#### Instructions to follow
The required lines are those that contain "type"; pull them out of the data and copy them.

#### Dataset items
┌──

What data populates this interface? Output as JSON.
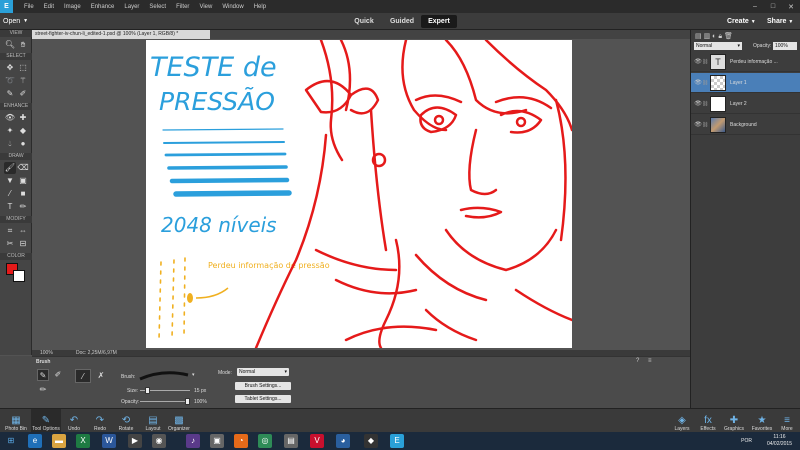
{
  "menu": {
    "logo": "E",
    "items": [
      "File",
      "Edit",
      "Image",
      "Enhance",
      "Layer",
      "Select",
      "Filter",
      "View",
      "Window",
      "Help"
    ]
  },
  "modebar": {
    "open": "Open",
    "tabs": [
      "Quick",
      "Guided",
      "Expert"
    ],
    "active_tab": "Expert",
    "create": "Create",
    "share": "Share"
  },
  "toolbox": {
    "sections": [
      "VIEW",
      "SELECT",
      "ENHANCE",
      "DRAW",
      "MODIFY",
      "COLOR"
    ]
  },
  "document": {
    "tab_title": "street-fighter-iv-chun-li_edited-1.psd @ 100% (Layer 1, RGB/8) *",
    "zoom": "100%",
    "doc_size": "Doc: 2,25M/6,97M"
  },
  "artwork": {
    "title_line1": "TESTE de",
    "title_line2": "PRESSÃO",
    "levels": "2048 níveis",
    "note": "Perdeu informação de pressão",
    "blue": "#2b9fdc",
    "red": "#e51a1a",
    "orange": "#f0b020"
  },
  "layers_panel": {
    "blend_mode": "Normal",
    "opacity_label": "Opacity:",
    "opacity_value": "100%",
    "layers": [
      {
        "name": "Perdeu informação ...",
        "type": "text",
        "selected": false
      },
      {
        "name": "Layer 1",
        "type": "transparent",
        "selected": true
      },
      {
        "name": "Layer 2",
        "type": "white",
        "selected": false
      },
      {
        "name": "Background",
        "type": "photo",
        "selected": false
      }
    ]
  },
  "tool_options": {
    "tool_name": "Brush",
    "brush_label": "Brush:",
    "size_label": "Size:",
    "size_value": "15 px",
    "size_fraction": 0.1,
    "opacity_label": "Opacity:",
    "opacity_value": "100%",
    "opacity_fraction": 1.0,
    "mode_label": "Mode:",
    "mode_value": "Normal",
    "brush_settings": "Brush Settings...",
    "tablet_settings": "Tablet Settings..."
  },
  "bottom_bar": {
    "left": [
      "Photo Bin",
      "Tool Options",
      "Undo",
      "Redo",
      "Rotate",
      "Layout",
      "Organizer"
    ],
    "right": [
      "Layers",
      "Effects",
      "Graphics",
      "Favorites",
      "More"
    ]
  },
  "system": {
    "lang": "POR",
    "time": "11:16",
    "date": "04/02/2015"
  }
}
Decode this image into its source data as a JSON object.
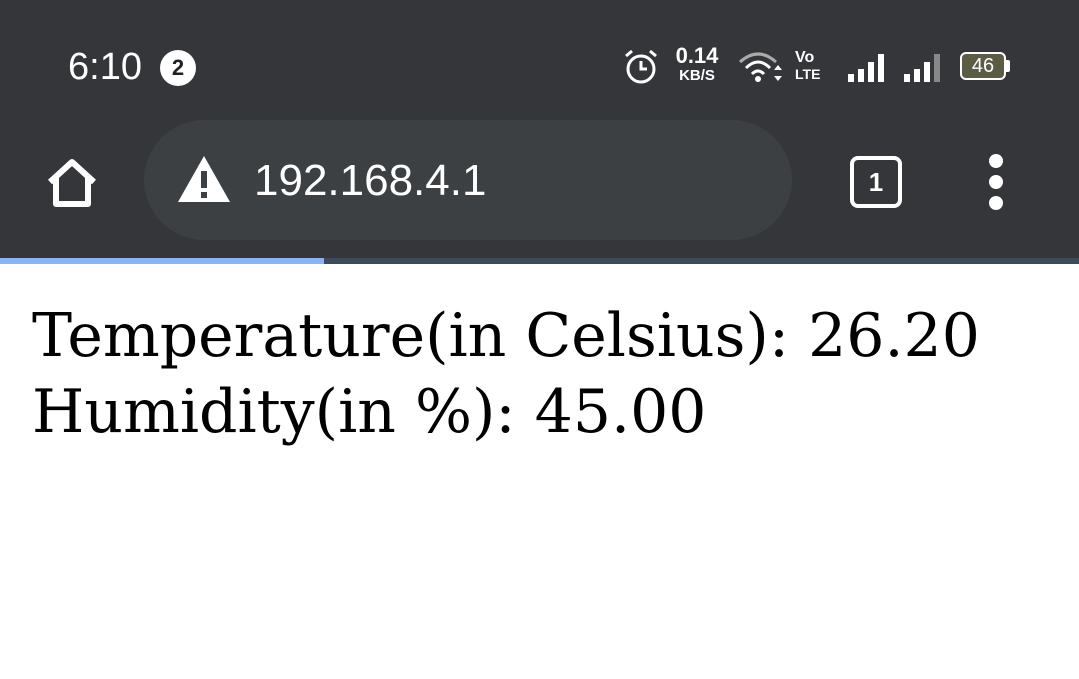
{
  "status_bar": {
    "time": "6:10",
    "notification_count": "2",
    "net_speed_value": "0.14",
    "net_speed_unit": "KB/S",
    "volte_top": "Vo",
    "volte_bottom": "LTE",
    "battery": "46",
    "icons": [
      "alarm-icon",
      "wifi-icon",
      "signal-sim1-icon",
      "signal-sim2-icon",
      "battery-icon"
    ]
  },
  "browser": {
    "url": "192.168.4.1",
    "tab_count": "1",
    "icons": [
      "home-icon",
      "warning-icon",
      "tabs-icon",
      "menu-icon"
    ],
    "progress_fraction": 0.3
  },
  "page": {
    "lines": [
      "Temperature(in Celsius): 26.20",
      "Humidity(in %): 45.00"
    ]
  },
  "colors": {
    "chrome_bg": "#35363a",
    "url_bar_bg": "#3c4043",
    "progress": "#8ab4f8"
  }
}
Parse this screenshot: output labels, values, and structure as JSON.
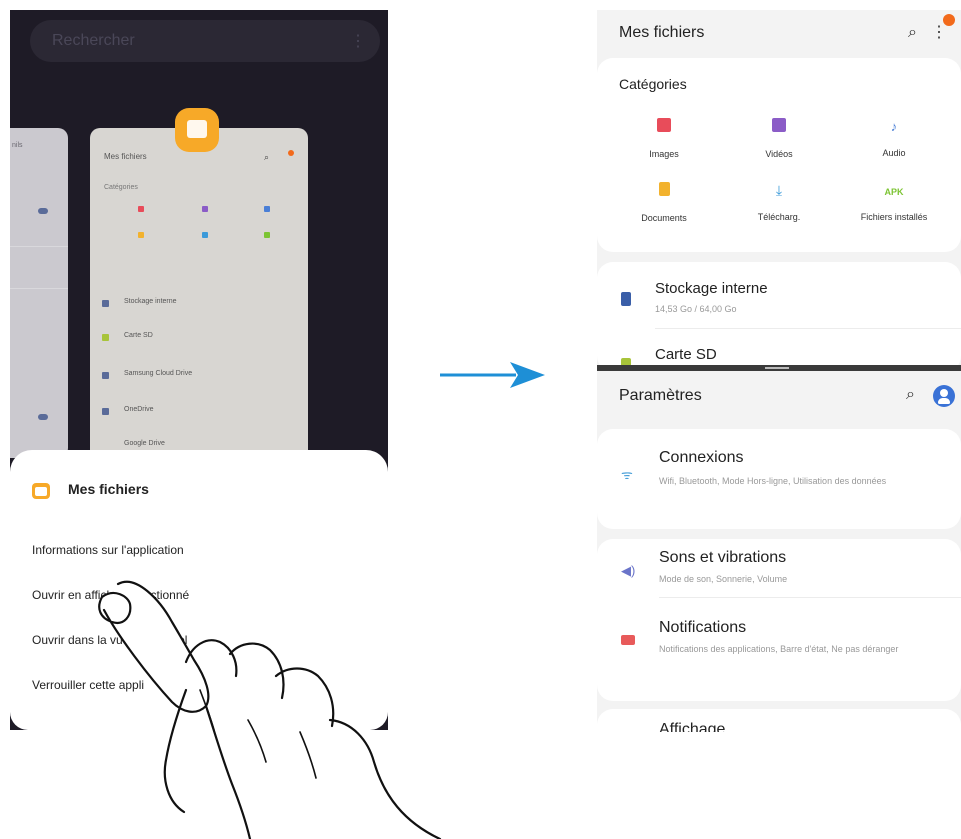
{
  "left_phone": {
    "search_placeholder": "Rechercher",
    "search_menu_icon": "more-vertical-icon",
    "recent_card": {
      "title": "Mes fichiers",
      "categories_heading": "Catégories",
      "storage_items": [
        "Stockage interne",
        "Carte SD",
        "Samsung Cloud Drive",
        "OneDrive",
        "Google Drive"
      ]
    },
    "popup": {
      "app_name": "Mes fichiers",
      "items": [
        "Informations sur l'application",
        "Ouvrir en affichage fractionné",
        "Ouvrir dans la vue contextuel",
        "Verrouiller cette appli"
      ]
    }
  },
  "right_phone": {
    "top_app": {
      "title": "Mes fichiers",
      "search_icon": "search-icon",
      "menu_icon": "more-vertical-icon",
      "categories_heading": "Catégories",
      "categories": [
        {
          "label": "Images",
          "icon": "image-icon",
          "color": "#e84c5a"
        },
        {
          "label": "Vidéos",
          "icon": "video-icon",
          "color": "#8b5cc7"
        },
        {
          "label": "Audio",
          "icon": "music-icon",
          "color": "#4a7fd6"
        },
        {
          "label": "Documents",
          "icon": "document-icon",
          "color": "#f2b22e"
        },
        {
          "label": "Télécharg.",
          "icon": "download-icon",
          "color": "#3b9ad9"
        },
        {
          "label": "Fichiers installés",
          "icon": "apk-icon",
          "color": "#7cc433"
        }
      ],
      "storage": [
        {
          "name": "Stockage interne",
          "sub": "14,53 Go / 64,00 Go",
          "color": "#3a5ea8"
        },
        {
          "name": "Carte SD",
          "sub": "",
          "color": "#a8c43a"
        }
      ]
    },
    "bottom_app": {
      "title": "Paramètres",
      "search_icon": "search-icon",
      "account_icon": "account-icon",
      "items": [
        {
          "name": "Connexions",
          "sub": "Wifi, Bluetooth, Mode Hors-ligne, Utilisation des données",
          "icon": "wifi-icon",
          "color": "#4aa0d8"
        },
        {
          "name": "Sons et vibrations",
          "sub": "Mode de son, Sonnerie, Volume",
          "icon": "volume-icon",
          "color": "#6a74c9"
        },
        {
          "name": "Notifications",
          "sub": "Notifications des applications, Barre d'état, Ne pas déranger",
          "icon": "notification-icon",
          "color": "#e85a5a"
        },
        {
          "name": "Affichage",
          "sub": "",
          "icon": "display-icon",
          "color": "#f2b22e"
        }
      ]
    }
  },
  "colors": {
    "accent_orange": "#f7a928",
    "arrow_blue": "#1e8fd6",
    "left_bg": "#1e1b26"
  }
}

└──

#### Task response
        "type": "text",
        "type": "transparent",
        "type": "white",
        "type": "photo",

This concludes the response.